This book contains one hundred challenging mathematics problems drawn from undergraduate-level math competitions. The book is simply organized: *problems, hints, and solutions*. Of course, the book should prove useful to students preparing for any type of math competition, such as the William Lowell Putnam Mathematical Competition. But the book is also useful as a problem supplement in standard undergraduate courses. There are a variety of interesting techniques illustrated, some of which are enumerated below. Instructors can either assign these for homework problems, or else use these problems for lecture illustrations of techniques and topics. Throughout the review, a number (or numbers) indicates the corresponding problem(s) in the book.

The following basic topics are illustrated:

· **Groups: **91

· **Ordinary differential equations: **98

· **Matrices and determinants: **45, 57, 67, 94, 100

· **Pure Geometry: **37, 48, 60, 62, 88, 99

· **Discrete Mathematics (Diophantine equations, Recursions): **7–9, 39, 58, 82, 89

· **Number Theory (Primes): **55, 80

Additionally the following standard calculus topics are illustrated:

· **Formulae and inequality for finite sums: **11, 12, 27, 29, 43, 77, 79, 97

· **Infinite and Power series: **16, 20, 31, 35, 40, 95

· **Integrals: **6, 21, 26, 28, 42, 53, 59, 63, 64, 76, 86

· **Sequences: **14

The following special theorems are illustrated:

· **Rouché’s theorem: **4

· **Cauchy’s inequality:** 15

· **Jordan’s inequality: **81

· **The Abel limit theorem: **76

· **DeMoivre’s theorem: **32

· **Hurwitz’s theorem: **62

· **The Bolzano-Weierstrass theorem: **98

· **Helly’s theorem: **88

· **The extended mean value theorem: **92

· **Dirichlet’s box principl**e: 47

Certain “exotic” topics, not necessarily covered in standard undergraduate courses, such as functional equations (75) and problems in sets of numbers (34, 49, 52) are also illustrated.

Finally, certain solutions illustrate solving a problem by breaking up the problem and enumerating cases (2, 100).

In conclusion, I think the book has adequate resources justifying it being on any instructor’s bookshelf.

Russell Jay Hendel (RHendel@Towson.Edu) holds a Ph.D. in theoretical mathematics and an Associateship from the Society of Actuaries.
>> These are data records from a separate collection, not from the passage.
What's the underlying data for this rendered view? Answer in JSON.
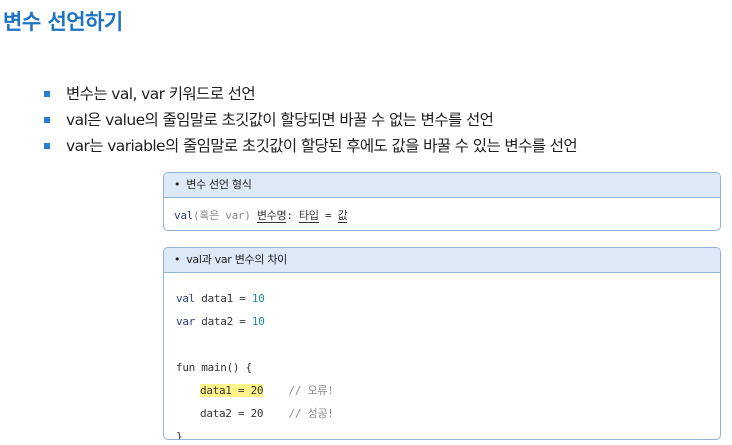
{
  "title": "변수 선언하기",
  "bullets": [
    "변수는 val, var 키워드로 선언",
    "val은 value의 줄임말로 초깃값이 할당되면 바꿀 수 없는 변수를 선언",
    "var는 variable의 줄임말로 초깃값이 할당된 후에도 값을 바꿀 수 있는 변수를 선언"
  ],
  "box1": {
    "header": "변수 선언 형식",
    "syntax": {
      "kw": "val",
      "alt": "(혹은 var)",
      "name": "변수명",
      "colon": ":",
      "type": "타입",
      "eq": "=",
      "value": "값"
    }
  },
  "box2": {
    "header": "val과 var 변수의 차이",
    "code": {
      "l1_kw": "val",
      "l1_rest": " data1 = ",
      "l1_num": "10",
      "l2_kw": "var",
      "l2_rest": " data2 = ",
      "l2_num": "10",
      "l4": "fun main() {",
      "l5_code": "data1 = 20",
      "l5_comment": "// 오류!",
      "l6_code": "data2 = 20",
      "l6_comment": "// 성공!",
      "l7": "}"
    }
  },
  "colors": {
    "title": "#1b73c4",
    "bullet": "#2a7fd4",
    "box_header_bg": "#dde9f7",
    "highlight": "#fff48a"
  }
}
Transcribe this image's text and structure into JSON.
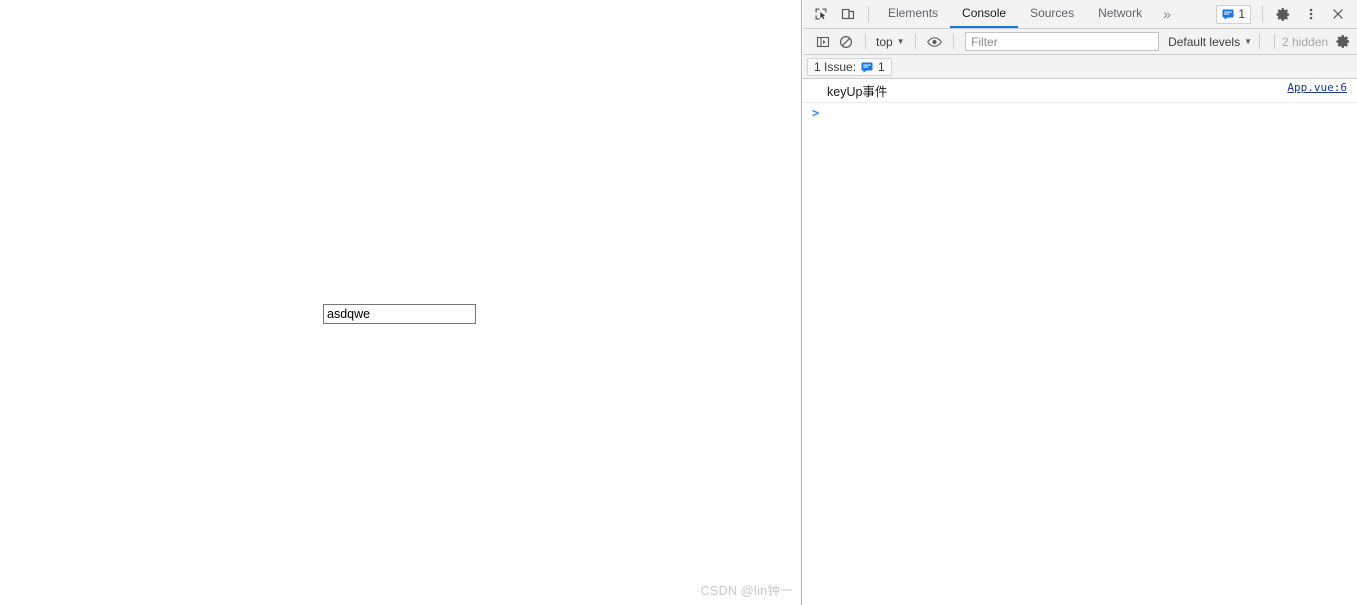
{
  "page": {
    "input": {
      "value": "asdqwe",
      "placeholder": ""
    },
    "watermark": "CSDN @lin钟一"
  },
  "devtools": {
    "toolbar_icons": {
      "inspect": "inspect-element-icon",
      "device": "device-toolbar-icon"
    },
    "tabs": [
      {
        "label": "Elements",
        "active": false
      },
      {
        "label": "Console",
        "active": true
      },
      {
        "label": "Sources",
        "active": false
      },
      {
        "label": "Network",
        "active": false
      }
    ],
    "more_tabs_label": "»",
    "issue_badge_count": "1",
    "right_icons": {
      "settings": "gear-icon",
      "more": "kebab-menu-icon",
      "close": "close-icon"
    },
    "console_toolbar": {
      "sidebar_toggle": "console-sidebar-icon",
      "clear": "clear-console-icon",
      "context": "top",
      "eye": "live-expression-eye-icon",
      "filter_placeholder": "Filter",
      "filter_value": "",
      "levels": "Default levels",
      "hidden_count": "2 hidden",
      "settings": "gear-icon"
    },
    "issue_bar": {
      "label": "1 Issue:",
      "count": "1"
    },
    "console": {
      "messages": [
        {
          "text": "keyUp事件",
          "source": "App.vue:6"
        }
      ],
      "prompt_caret": ">"
    }
  },
  "colors": {
    "accent_blue": "#1a73e8",
    "link_navy": "#1d3a8a",
    "toolbar_bg": "#f3f3f3",
    "border": "#cdcdcd",
    "watermark": "#c8c8c8"
  }
}
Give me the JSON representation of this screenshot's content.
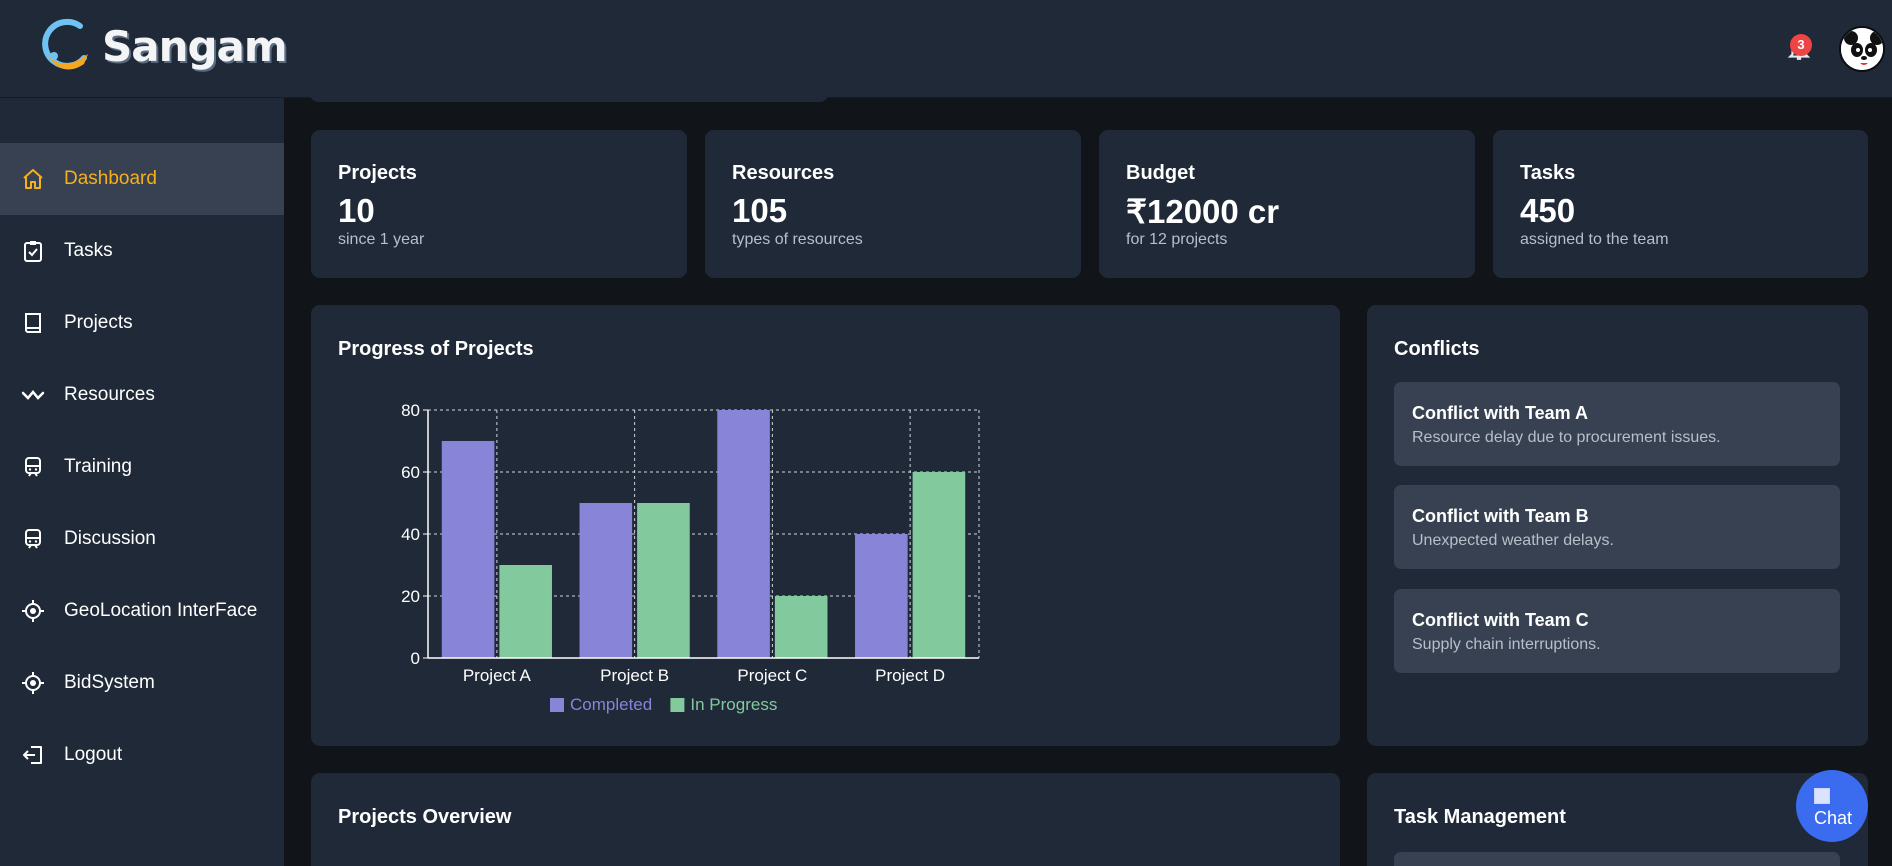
{
  "app": {
    "name": "Sangam",
    "notification_count": "3"
  },
  "sidebar": {
    "items": [
      {
        "label": "Dashboard",
        "icon": "home-icon"
      },
      {
        "label": "Tasks",
        "icon": "clipboard-check-icon"
      },
      {
        "label": "Projects",
        "icon": "book-icon"
      },
      {
        "label": "Resources",
        "icon": "wave-icon"
      },
      {
        "label": "Training",
        "icon": "train-icon"
      },
      {
        "label": "Discussion",
        "icon": "train-icon"
      },
      {
        "label": "GeoLocation InterFace",
        "icon": "target-icon"
      },
      {
        "label": "BidSystem",
        "icon": "target-icon"
      },
      {
        "label": "Logout",
        "icon": "logout-icon"
      }
    ]
  },
  "stats": [
    {
      "title": "Projects",
      "value": "10",
      "sub": "since 1 year"
    },
    {
      "title": "Resources",
      "value": "105",
      "sub": "types of resources"
    },
    {
      "title": "Budget",
      "value": "₹12000 cr",
      "sub": "for 12 projects"
    },
    {
      "title": "Tasks",
      "value": "450",
      "sub": "assigned to the team"
    }
  ],
  "progress_panel": {
    "title": "Progress of Projects"
  },
  "chart_data": {
    "type": "bar",
    "categories": [
      "Project A",
      "Project B",
      "Project C",
      "Project D"
    ],
    "series": [
      {
        "name": "Completed",
        "values": [
          70,
          50,
          80,
          40
        ],
        "color": "#8884d8"
      },
      {
        "name": "In Progress",
        "values": [
          30,
          50,
          20,
          60
        ],
        "color": "#82ca9d"
      }
    ],
    "ylim": [
      0,
      80
    ],
    "yticks": [
      "0",
      "20",
      "40",
      "60",
      "80"
    ],
    "grid": true,
    "legend": "bottom"
  },
  "conflicts": {
    "title": "Conflicts",
    "items": [
      {
        "title": "Conflict with Team A",
        "desc": "Resource delay due to procurement issues."
      },
      {
        "title": "Conflict with Team B",
        "desc": "Unexpected weather delays."
      },
      {
        "title": "Conflict with Team C",
        "desc": "Supply chain interruptions."
      }
    ]
  },
  "overview": {
    "title": "Projects Overview"
  },
  "task_mgmt": {
    "title": "Task Management"
  },
  "chat": {
    "label": "Chat"
  }
}
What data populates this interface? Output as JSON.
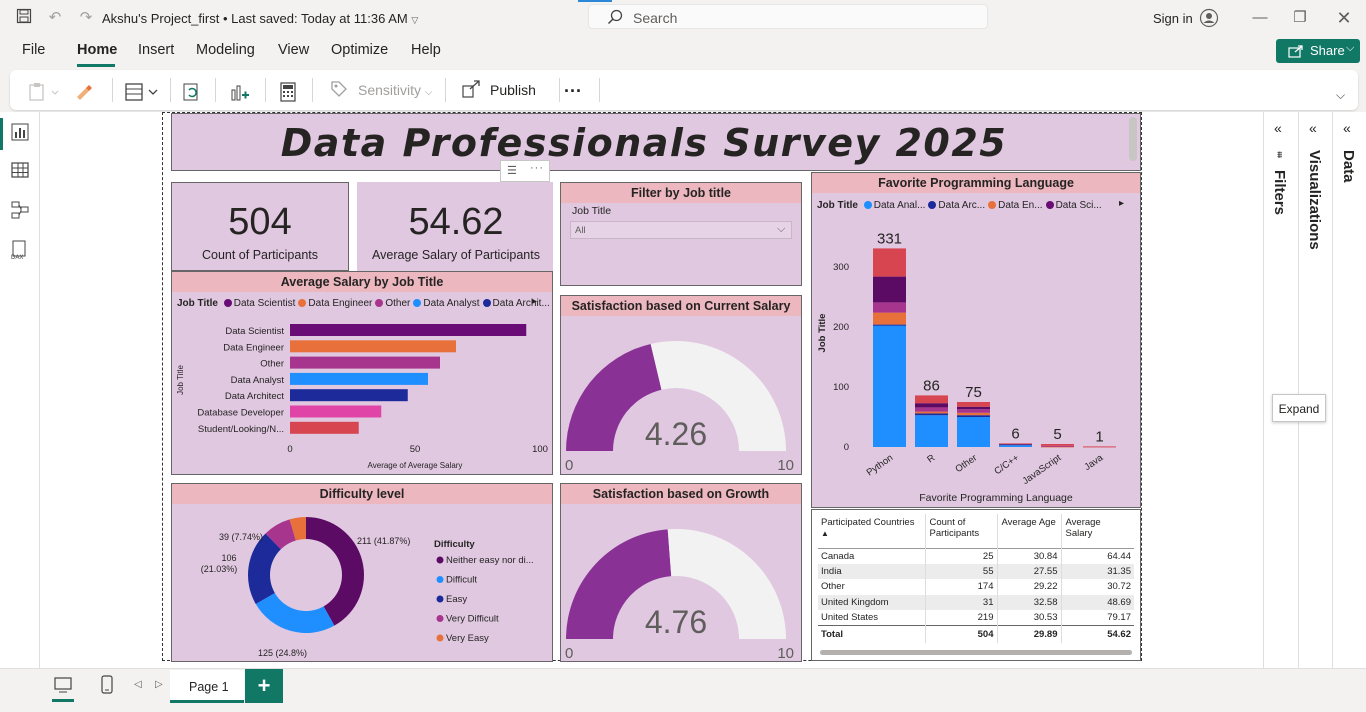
{
  "titlebar": {
    "project": "Akshu's Project_first",
    "saved": "Last saved: Today at 11:36 AM",
    "search_placeholder": "Search",
    "signin": "Sign in"
  },
  "menu": {
    "file": "File",
    "home": "Home",
    "insert": "Insert",
    "modeling": "Modeling",
    "view": "View",
    "optimize": "Optimize",
    "help": "Help",
    "share": "Share"
  },
  "ribbon": {
    "sensitivity": "Sensitivity",
    "publish": "Publish",
    "more": "..."
  },
  "report": {
    "title": "Data Professionals Survey 2025",
    "kpi_count": {
      "value": "504",
      "label": "Count of Participants"
    },
    "kpi_salary": {
      "value": "54.62",
      "label": "Average Salary of Participants"
    },
    "filter": {
      "title": "Filter by Job title",
      "field_label": "Job Title",
      "value": "All"
    },
    "sat_salary": {
      "title": "Satisfaction based on Current Salary",
      "value": "4.26",
      "min": "0",
      "max": "10",
      "fraction": 0.426
    },
    "sat_growth": {
      "title": "Satisfaction based on Growth",
      "value": "4.76",
      "min": "0",
      "max": "10",
      "fraction": 0.476
    },
    "difficulty": {
      "title": "Difficulty level",
      "legend_title": "Difficulty",
      "labels": [
        "211 (41.87%)",
        "125 (24.8%)",
        "106 (21.03%)",
        "39 (7.74%)"
      ],
      "label_106_a": "106",
      "label_106_b": "(21.03%)",
      "legend": [
        "Neither easy nor di...",
        "Difficult",
        "Easy",
        "Very Difficult",
        "Very Easy"
      ]
    },
    "table": {
      "headers": [
        "Participated Countries",
        "Count of Participants",
        "Average Age",
        "Average Salary"
      ],
      "header_count_a": "Count of",
      "header_count_b": "Participants",
      "rows": [
        [
          "Canada",
          "25",
          "30.84",
          "64.44"
        ],
        [
          "India",
          "55",
          "27.55",
          "31.35"
        ],
        [
          "Other",
          "174",
          "29.22",
          "30.72"
        ],
        [
          "United Kingdom",
          "31",
          "32.58",
          "48.69"
        ],
        [
          "United States",
          "219",
          "30.53",
          "79.17"
        ]
      ],
      "total": [
        "Total",
        "504",
        "29.89",
        "54.62"
      ]
    }
  },
  "panes": {
    "filters": "Filters",
    "visualizations": "Visualizations",
    "data": "Data"
  },
  "tooltip": "Expand",
  "bottom": {
    "page1": "Page 1",
    "add": "+"
  },
  "colors": {
    "data_scientist": "#6a0c75",
    "data_engineer": "#e8703a",
    "other": "#a7358e",
    "data_analyst": "#1f8fff",
    "data_architect": "#1c2a9a",
    "db_developer": "#e044a7",
    "student": "#d64550",
    "gauge_fill": "#8a3196",
    "gauge_bg": "#f3f2f2",
    "header_pink": "#ecb7bf",
    "card_bg": "#e0c8e0"
  },
  "chart_data": [
    {
      "type": "bar",
      "orientation": "horizontal",
      "title": "Average Salary by Job Title",
      "legend_title": "Job Title",
      "legend": [
        "Data Scientist",
        "Data Engineer",
        "Other",
        "Data Analyst",
        "Data Archit..."
      ],
      "categories": [
        "Data Scientist",
        "Data Engineer",
        "Other",
        "Data Analyst",
        "Data Architect",
        "Database Developer",
        "Student/Looking/N..."
      ],
      "values": [
        94.5,
        66.4,
        60,
        55.2,
        47.1,
        36.5,
        27.5
      ],
      "colors": [
        "#6a0c75",
        "#e8703a",
        "#a7358e",
        "#1f8fff",
        "#1c2a9a",
        "#e044a7",
        "#d64550"
      ],
      "xlabel": "Average of Average Salary",
      "ylabel": "Job Title",
      "xlim": [
        0,
        100
      ],
      "xticks": [
        "0",
        "50",
        "100"
      ]
    },
    {
      "type": "pie",
      "title": "Difficulty level",
      "categories": [
        "Neither easy nor difficult",
        "Difficult",
        "Easy",
        "Very Difficult",
        "Very Easy"
      ],
      "values": [
        211,
        125,
        106,
        39,
        23
      ],
      "colors": [
        "#5b0b63",
        "#1f8fff",
        "#1c2a9a",
        "#a7358e",
        "#e8703a"
      ]
    },
    {
      "type": "bar",
      "stacked": true,
      "title": "Favorite Programming Language",
      "legend_title": "Job Title",
      "legend": [
        "Data Anal...",
        "Data Arc...",
        "Data En...",
        "Data Sci..."
      ],
      "legend_colors": [
        "#1f8fff",
        "#1c2a9a",
        "#e8703a",
        "#6a0c75"
      ],
      "xlabel": "Favorite Programming Language",
      "ylabel": "Job Title",
      "categories": [
        "Python",
        "R",
        "Other",
        "C/C++",
        "JavaScript",
        "Java"
      ],
      "totals": [
        "331",
        "86",
        "75",
        "6",
        "5",
        "1"
      ],
      "ylim": [
        0,
        340
      ],
      "yticks": [
        "0",
        "100",
        "200",
        "300"
      ],
      "series": [
        {
          "name": "Data Analyst",
          "color": "#1f8fff",
          "values": [
            203,
            53,
            50,
            3,
            0,
            0
          ]
        },
        {
          "name": "Data Architect",
          "color": "#1c2a9a",
          "values": [
            1,
            3,
            3,
            2,
            0,
            0
          ]
        },
        {
          "name": "Data Engineer",
          "color": "#e8703a",
          "values": [
            20,
            3,
            4,
            0,
            1,
            0
          ]
        },
        {
          "name": "Other",
          "color": "#a7358e",
          "values": [
            17,
            7,
            6,
            0,
            1,
            0
          ]
        },
        {
          "name": "Data Scientist",
          "color": "#5b0b63",
          "values": [
            43,
            7,
            4,
            0,
            0,
            0
          ]
        },
        {
          "name": "Student/Looking",
          "color": "#d64550",
          "values": [
            47,
            13,
            8,
            1,
            3,
            1
          ]
        }
      ]
    }
  ]
}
He teaches at Towson University. His interests include discrete number theory, applications of technology to education, problem writing, actuarial science and the interaction between mathematics, art and poetry.